Hopefully, you work for a company that cares about your career development and offers opportunities for you to grow and advance. But, the good new is - even if you don’t - you own your own career, and you are the one ultimately responsible for whether you advance or not. As the owner of your own destiny, what can you do to make sure you get where you want to go?
Rhythm Blog | Path of Progress
by Patrick Thean and the Rhythm Team
How many of us have ever been to a conference or read a new business book and felt like - "I want to do that!” But, you have no idea where to start, or there were simply too many ideas and changes gathered from the event that it seems overwhelming to go home and do everything at once. Many of our new Rhythm clients experience the same feeling. Once they get a sense of how powerful the Rhythm platform is and how it can help them with everything from their long term strategy to their day to day activities and make connections and build alignment and collaboration around everything in between, they are eager to do it all at once. But, it is important to remember that change is hard, and it is impossible to drink from a fire hose and bring about effective, lasting improvements in your organization. Change works best when you take it one step at a time. As they say, don’t bite off more than you can chew.
We are all busy people, especially CEOs and founders of growth companies. With the fast paced lives we lead, it can be nearly impossible to imagine setting aside time just to think. Think time sounds like such a luxury! But, according to Patrick Thean’s book Rhythm, establishing a regular rhythm of think time is exactly what you need to be doing to identify and hopefully avoid looming ceilings of complexity that could be disastrous for your business.
Everything looks like a failure in the middle. Sometimes the path to success can feel like a failure - and sometimes failure is a part of your success.
- Proper Quarterly Planning Rhythms. In order to achieve orgazinational alignment, there needs to be an established planning Rhythm that cascades to the next level of management. For example, the Executive Team has a planning session first, to determine the Company Priorities and execution plan. Next, each member of the Executive Team with direct reports goes back and has the same planning session with their Group to determine their Group Priorities and execution plan.

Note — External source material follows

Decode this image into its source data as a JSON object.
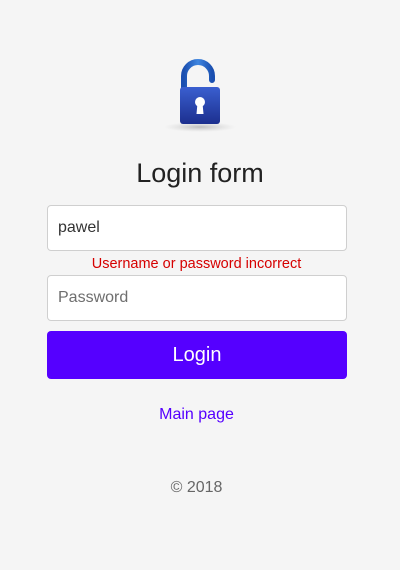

The Company Plan is shared with the Groups during their individual sessions. It is the function of the Group Leader to ensure that the resulting Group Plan is aligned with the Company Plan.